Wednesday, February 07, 2007

What Is The Offense Of The Cross?

The Bible speaks of the Gospel as an aroma. It's a good aroma to those who are being saved, and a bad aroma to those who are being lost. (2 Cor. 2:16)

Why would "Good News" smell bad to some? Why would "Good News" be offensive? Or to put it another way...

What is the offense of the Cross?

The answer is Grace.

Fallen man wants to *deserve* God's favor, but the gospel says "No. There is none good, no not one. It must be a free gift of grace."

The "offense of the cross" isn't "showing people they are sinners". If you think that offends them, you aren't spending enough time around sinners. People revel in their sin all the time (though they may think their "good" outweighs their "bad").

And "the offense of the cross" isn't the "Lordship of Christ". People bow to gods and gurus and messiahs all the time.

The "offense of the cross" is Grace. The only place in Scripture where it's specifically mentioned is Gal. 5:11. Paul says:

"...if I still preach circumcision, why do I still suffer persecution? Then the offense of the cross has ceased."

See, if Paul preached Legalism, he wouldn't have been persecuted. But he preached The Cross, the substitutionary death and gift of righteousness that Grace requires.

And the hearer must repent (change his mind) about his self-righteousness.

And he must believe in the Risen Christ who said, "It is finished". He must "believe God" that his own righteousness is as filthy rags, and he must accept the free gift of God's righteousness. His sins can't be overlooked, they must be paid for by another, as a gift.

This Grace is a "stumbling stone, and a rock of offense" (Rom. 9:33; 1 Pet. 2:8), because fallen man is religious to the core with self-righteousness.

Grace blasts that self-righteousness with a laser beam of Good News from the Light of the World, and self-righteous man screams in smug hatred, and calls the Good News bad.

Until he is born again.

Then the "offense" becomes sweet music to his ears, and he sees the Good News as the most precious news he has ever heard.

6 comments:

ann_in_grace said...

"Then the "offense" becomes sweet music to his ears, and he sees the Good News as the most precious news he has ever heard."

That is the most amazing thing, isn't it?

Bhedr said...

Amen big boo!!

Kris said...

Amen also.

God tried to tell the first person born from a man & woman and he would not listen. Cain would not do what was right and accept the grace of God.

Prem said...

Thanks a lot for your blog. I came upon it quite by accident. Was feeling depressed and tired of continuously struggling against my sinful nature. So I searched for "Lord, am I righteous?" on google.. and one of the links that it returned was your blog. :)

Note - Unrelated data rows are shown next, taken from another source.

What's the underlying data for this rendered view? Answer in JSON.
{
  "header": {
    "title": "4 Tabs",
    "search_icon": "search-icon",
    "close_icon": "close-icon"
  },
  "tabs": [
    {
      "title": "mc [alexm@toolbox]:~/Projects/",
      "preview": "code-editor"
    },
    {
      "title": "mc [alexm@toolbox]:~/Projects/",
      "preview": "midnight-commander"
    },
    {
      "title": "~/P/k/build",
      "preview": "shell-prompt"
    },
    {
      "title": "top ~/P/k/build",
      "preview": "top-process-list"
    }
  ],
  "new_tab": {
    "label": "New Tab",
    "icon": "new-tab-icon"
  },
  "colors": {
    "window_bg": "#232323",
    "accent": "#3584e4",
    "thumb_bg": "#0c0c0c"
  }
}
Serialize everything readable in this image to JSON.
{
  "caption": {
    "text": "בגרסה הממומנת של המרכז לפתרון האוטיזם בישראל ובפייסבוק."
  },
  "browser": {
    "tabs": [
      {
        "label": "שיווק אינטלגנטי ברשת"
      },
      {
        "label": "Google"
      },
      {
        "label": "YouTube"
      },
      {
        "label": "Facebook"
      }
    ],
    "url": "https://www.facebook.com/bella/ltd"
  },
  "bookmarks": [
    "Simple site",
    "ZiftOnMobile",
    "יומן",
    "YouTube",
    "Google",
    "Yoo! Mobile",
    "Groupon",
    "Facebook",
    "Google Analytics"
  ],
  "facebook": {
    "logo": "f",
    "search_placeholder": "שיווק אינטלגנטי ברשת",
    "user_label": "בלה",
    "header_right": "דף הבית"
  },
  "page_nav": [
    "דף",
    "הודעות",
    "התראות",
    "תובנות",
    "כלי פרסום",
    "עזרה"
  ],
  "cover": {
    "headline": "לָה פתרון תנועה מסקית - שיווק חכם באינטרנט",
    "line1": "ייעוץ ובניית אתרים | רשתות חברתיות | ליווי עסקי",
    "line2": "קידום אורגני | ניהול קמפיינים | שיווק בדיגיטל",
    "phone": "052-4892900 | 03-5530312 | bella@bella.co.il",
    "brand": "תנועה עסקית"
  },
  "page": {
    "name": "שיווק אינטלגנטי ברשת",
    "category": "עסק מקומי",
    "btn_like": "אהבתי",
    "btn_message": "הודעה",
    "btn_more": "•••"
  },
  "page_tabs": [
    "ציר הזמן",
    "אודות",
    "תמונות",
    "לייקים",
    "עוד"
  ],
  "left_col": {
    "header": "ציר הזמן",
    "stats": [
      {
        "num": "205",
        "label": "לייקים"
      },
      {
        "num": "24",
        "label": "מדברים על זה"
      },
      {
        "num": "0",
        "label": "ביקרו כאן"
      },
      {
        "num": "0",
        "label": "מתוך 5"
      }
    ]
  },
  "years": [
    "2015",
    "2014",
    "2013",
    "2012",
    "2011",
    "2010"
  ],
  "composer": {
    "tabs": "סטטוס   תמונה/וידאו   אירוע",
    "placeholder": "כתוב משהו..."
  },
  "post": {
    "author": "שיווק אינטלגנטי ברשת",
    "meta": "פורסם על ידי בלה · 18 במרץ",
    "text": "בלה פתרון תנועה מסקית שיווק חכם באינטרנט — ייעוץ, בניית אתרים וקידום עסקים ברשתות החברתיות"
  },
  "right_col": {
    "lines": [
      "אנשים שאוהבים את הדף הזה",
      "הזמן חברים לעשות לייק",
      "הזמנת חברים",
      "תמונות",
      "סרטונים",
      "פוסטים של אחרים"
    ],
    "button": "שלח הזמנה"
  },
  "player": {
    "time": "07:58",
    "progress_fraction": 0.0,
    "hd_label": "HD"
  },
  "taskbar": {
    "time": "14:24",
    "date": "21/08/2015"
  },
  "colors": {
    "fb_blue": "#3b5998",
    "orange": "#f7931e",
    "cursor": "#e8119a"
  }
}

I read through your blog entries made in the last week of January 2005 and was blessed. Thanks again.

Prem Kurian Philip

Terry Rayburn said...

Thanks to you all for stopping by.

Prem,

Glad you were lifted up by the reminder of the good news of grace for the believer.

For the record, and not to get overly technical, I don't believe the Scipture teaches that a believer has a sinful nature.

We have one nature, which is entirely bad (sinful and anti-God) before we are born again. This nature equates with our spirit.

After we are born again, this nature is made new. We still have one nature, but now in our new nature we love Christ and hate sin.

We still have some old habits, old "programs", old thinking patterns, physical desires and cravings, etc., and sin itself, which resides in our members. But this is not our nature, it wars against our new nature. It's what the Bible calls the "flesh" (Greek sarx).

Paul makes it clear in Romans 7 that sin still dwells in us, in our flesh, but that it is not us.

This is important, because if we think that our new nature is a sinful nature, we will think it's "natural" for us to sin. Actually, the Bible teaches the opposite, that it is "UN-natural" for us to sin now (that is, it goes against our nature).

We died to sin on the cross in Christ, and we are (in our nature) now dead to sin and alive to God (Rom. 6:11).

Unfortunately, some Bible translations such as the NIV and early versions of the ESV translate "flesh" in Rom. 6,7 as "sin nature". This is a bad translation which stems from a bad interpretation. Thankfully, the ESV has been revised to reflect the true biblical meaning of flesh.

Hope that's helpful.

Blessings,
Terry

Bhedr said...

Amen Terry. The mistake in asserting that we still have a sinful nature that is a part of us and exploring all of its faculties is not scriptural at all. That nature it put to death and it is the flesh that sins if it is fed but as Paul said, it is no longer I that do it, but sin that dwells with me. So we walk in the spirit and grow stronger in our new creation which is greater than the wicked one that rules the world. This is a promise that helps us grow. A blessed promise to be believed. We have the power in the new birth to walk and not fear brother. Keep preachin the truth.